# GOAL OF THE EXERCISE:
Copy every line of the records exactly, without including the images.

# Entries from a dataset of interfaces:
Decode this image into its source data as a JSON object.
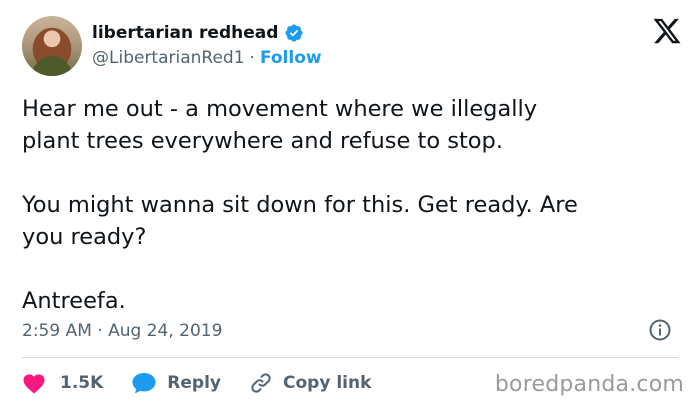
{
  "author": {
    "display_name": "libertarian redhead",
    "handle": "@LibertarianRed1",
    "separator": "·",
    "follow_label": "Follow",
    "verified_icon": "verified-badge-icon",
    "verified_color": "#1d9bf0"
  },
  "tweet": {
    "lines_para1": [
      "Hear me out - a movement where we illegally",
      "plant trees everywhere and refuse to stop."
    ],
    "lines_para2": [
      "You might wanna sit down for this. Get ready. Are",
      "you ready?"
    ],
    "lines_para3": [
      "Antreefa."
    ],
    "timestamp": "2:59 AM · Aug 24, 2019"
  },
  "actions": {
    "likes_count": "1.5K",
    "reply_label": "Reply",
    "copy_link_label": "Copy link",
    "like_color": "#f91880",
    "reply_color": "#1d9bf0"
  },
  "watermark": "boredpanda.com"
}
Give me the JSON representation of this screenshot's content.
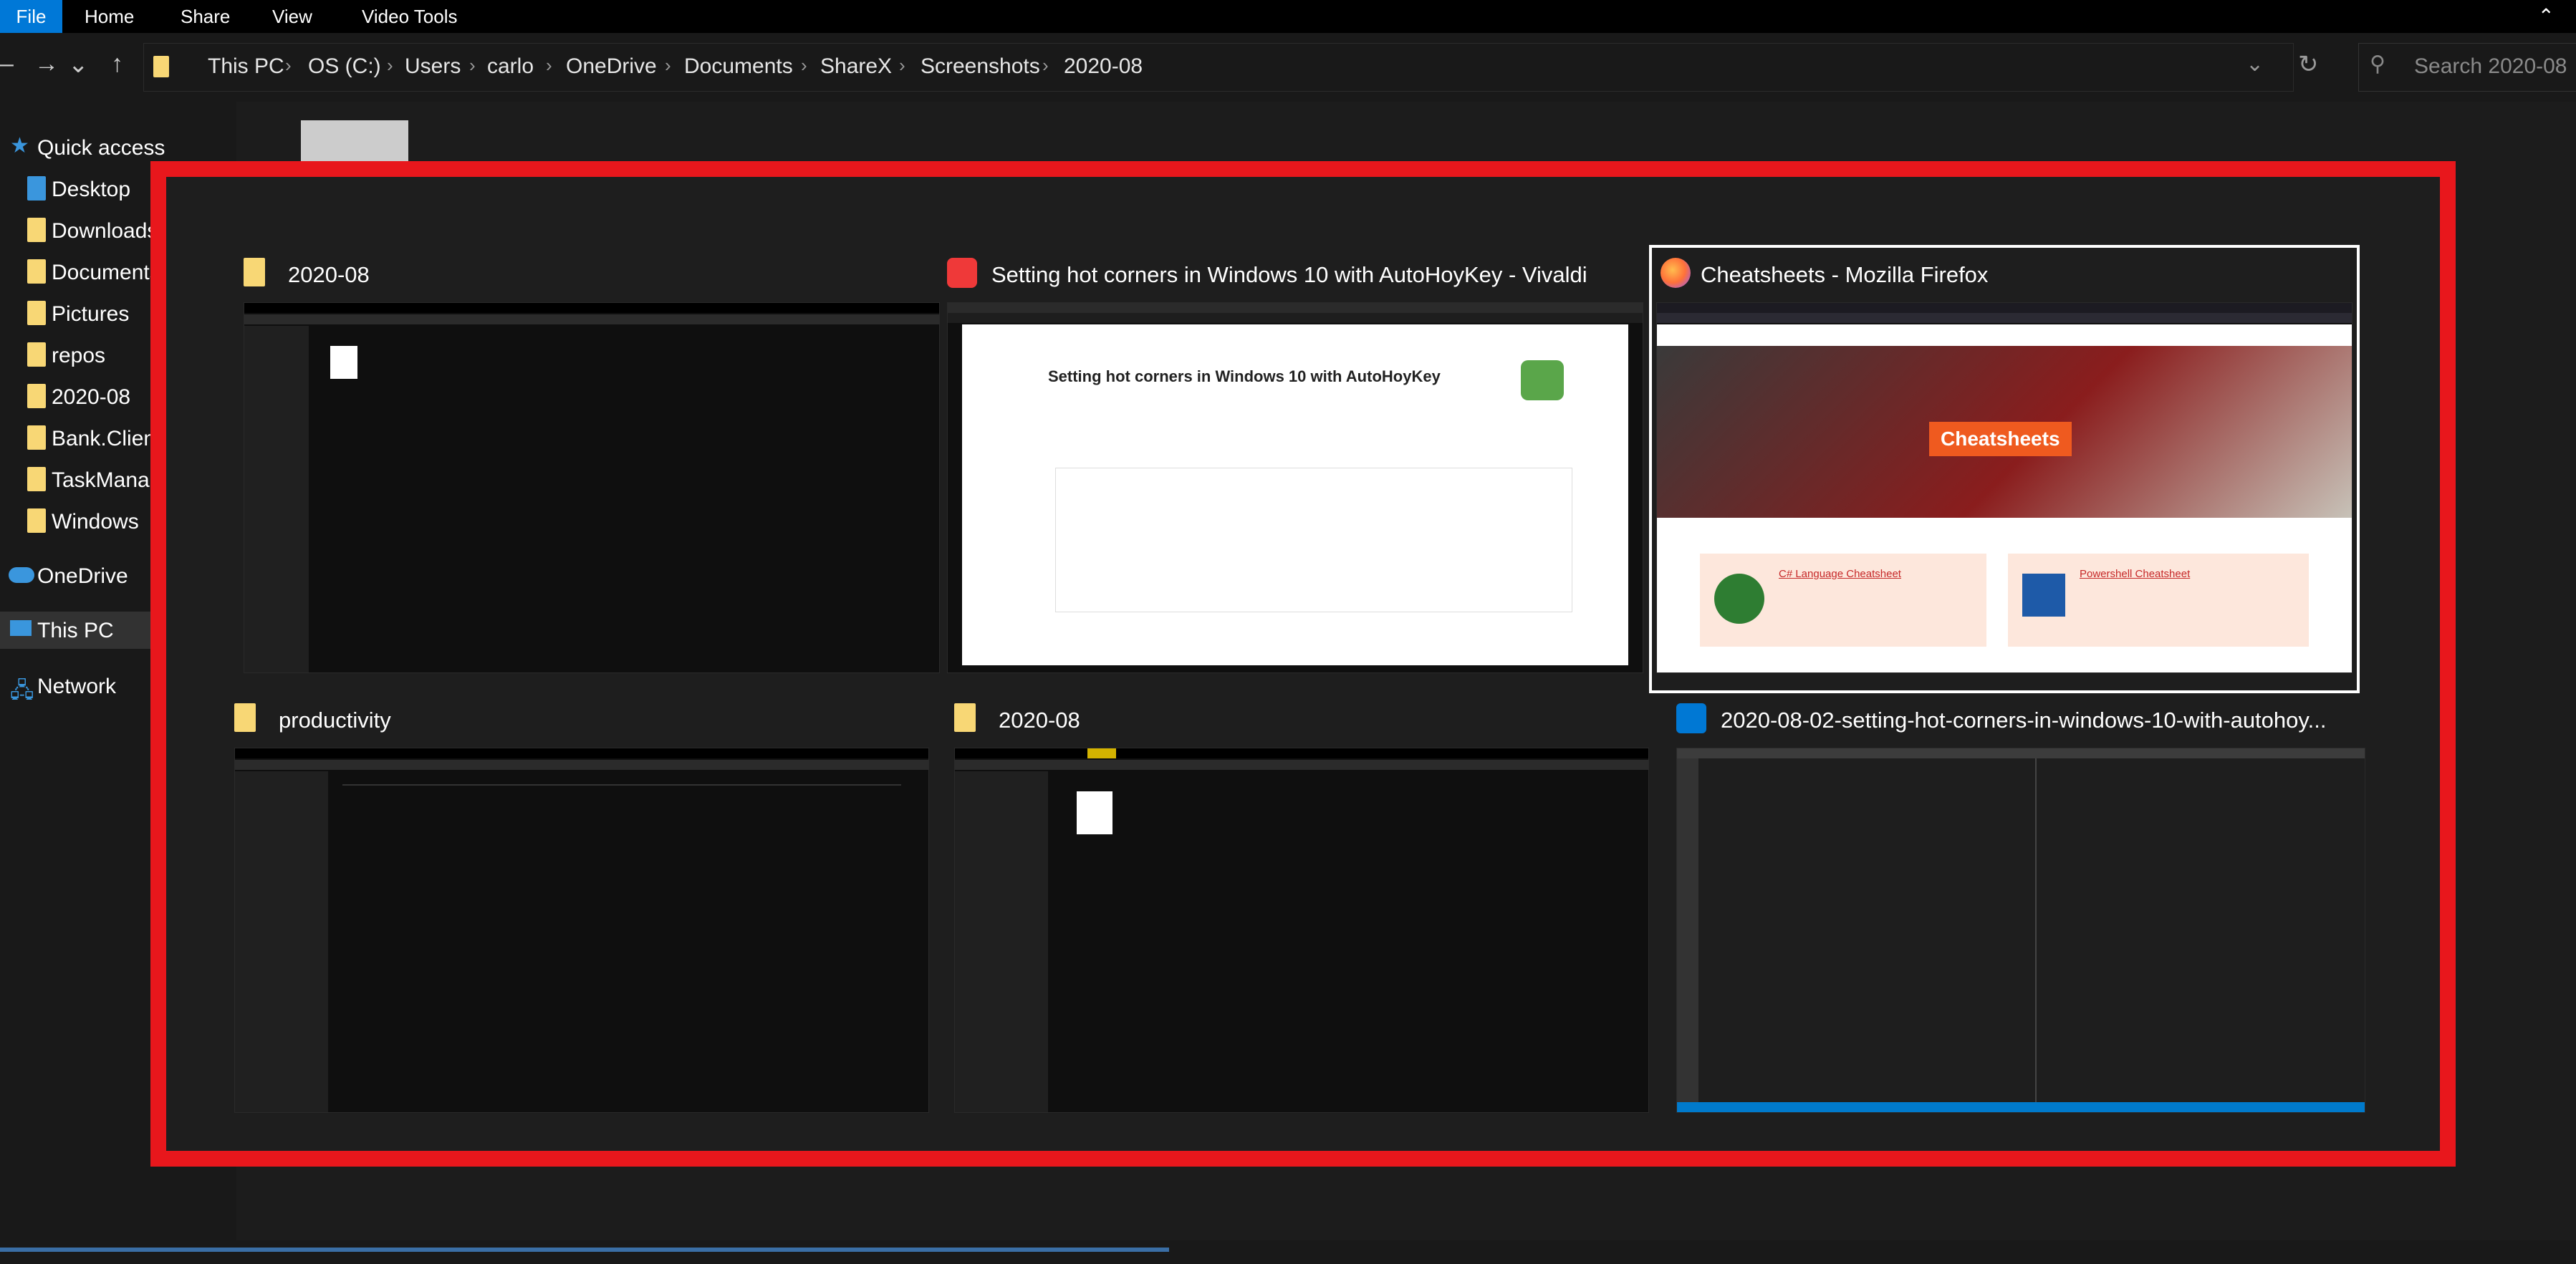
{
  "ribbon": {
    "tabs": [
      "File",
      "Home",
      "Share",
      "View",
      "Video Tools"
    ]
  },
  "addressbar": {
    "crumbs": [
      "This PC",
      "OS (C:)",
      "Users",
      "carlo",
      "OneDrive",
      "Documents",
      "ShareX",
      "Screenshots",
      "2020-08"
    ],
    "search_placeholder": "Search 2020-08"
  },
  "navpane": {
    "items": [
      "Quick access",
      "Desktop",
      "Downloads",
      "Documents",
      "Pictures",
      "repos",
      "2020-08",
      "Bank.Client",
      "TaskManager",
      "Windows",
      "OneDrive",
      "This PC",
      "Network"
    ]
  },
  "taskview": {
    "windows": [
      {
        "title": "2020-08",
        "icon": "folder-icon"
      },
      {
        "title": "Setting hot corners in Windows 10 with AutoHoyKey - Vivaldi",
        "icon": "vivaldi-icon"
      },
      {
        "title": "Cheatsheets - Mozilla Firefox",
        "icon": "firefox-icon"
      },
      {
        "title": "productivity",
        "icon": "folder-icon"
      },
      {
        "title": "2020-08",
        "icon": "folder-icon"
      },
      {
        "title": "2020-08-02-setting-hot-corners-in-windows-10-with-autohoy...",
        "icon": "vscode-icon"
      }
    ],
    "blog_heading": "Setting hot corners in Windows 10 with AutoHoyKey",
    "cheatsheets_banner": "Cheatsheets",
    "cs_card": "C# Language Cheatsheet",
    "ps_card": "Powershell Cheatsheet"
  },
  "colors": {
    "accent": "#0078d7",
    "highlight_border": "#e8171c",
    "background": "#191919"
  }
}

# COMPLETED TASK:
Decode this image into its source data as a JSON object.
{
  "author": {
    "display_name": "libertarian redhead",
    "handle": "@LibertarianRed1",
    "separator": "·",
    "follow_label": "Follow",
    "verified_icon": "verified-badge-icon",
    "verified_color": "#1d9bf0"
  },
  "tweet": {
    "lines_para1": [
      "Hear me out - a movement where we illegally",
      "plant trees everywhere and refuse to stop."
    ],
    "lines_para2": [
      "You might wanna sit down for this. Get ready. Are",
      "you ready?"
    ],
    "lines_para3": [
      "Antreefa."
    ],
    "timestamp": "2:59 AM · Aug 24, 2019"
  },
  "actions": {
    "likes_count": "1.5K",
    "reply_label": "Reply",
    "copy_link_label": "Copy link",
    "like_color": "#f91880",
    "reply_color": "#1d9bf0"
  },
  "watermark": "boredpanda.com"
}
Give me the JSON representation of this screenshot's content.
{
  "ribbon": {
    "tabs": [
      "File",
      "Home",
      "Share",
      "View",
      "Video Tools"
    ]
  },
  "addressbar": {
    "crumbs": [
      "This PC",
      "OS (C:)",
      "Users",
      "carlo",
      "OneDrive",
      "Documents",
      "ShareX",
      "Screenshots",
      "2020-08"
    ],
    "search_placeholder": "Search 2020-08"
  },
  "navpane": {
    "items": [
      "Quick access",
      "Desktop",
      "Downloads",
      "Documents",
      "Pictures",
      "repos",
      "2020-08",
      "Bank.Client",
      "TaskManager",
      "Windows",
      "OneDrive",
      "This PC",
      "Network"
    ]
  },
  "taskview": {
    "windows": [
      {
        "title": "2020-08",
        "icon": "folder-icon"
      },
      {
        "title": "Setting hot corners in Windows 10 with AutoHoyKey - Vivaldi",
        "icon": "vivaldi-icon"
      },
      {
        "title": "Cheatsheets - Mozilla Firefox",
        "icon": "firefox-icon"
      },
      {
        "title": "productivity",
        "icon": "folder-icon"
      },
      {
        "title": "2020-08",
        "icon": "folder-icon"
      },
      {
        "title": "2020-08-02-setting-hot-corners-in-windows-10-with-autohoy...",
        "icon": "vscode-icon"
      }
    ],
    "blog_heading": "Setting hot corners in Windows 10 with AutoHoyKey",
    "cheatsheets_banner": "Cheatsheets",
    "cs_card": "C# Language Cheatsheet",
    "ps_card": "Powershell Cheatsheet"
  },
  "colors": {
    "accent": "#0078d7",
    "highlight_border": "#e8171c",
    "background": "#191919"
  }
}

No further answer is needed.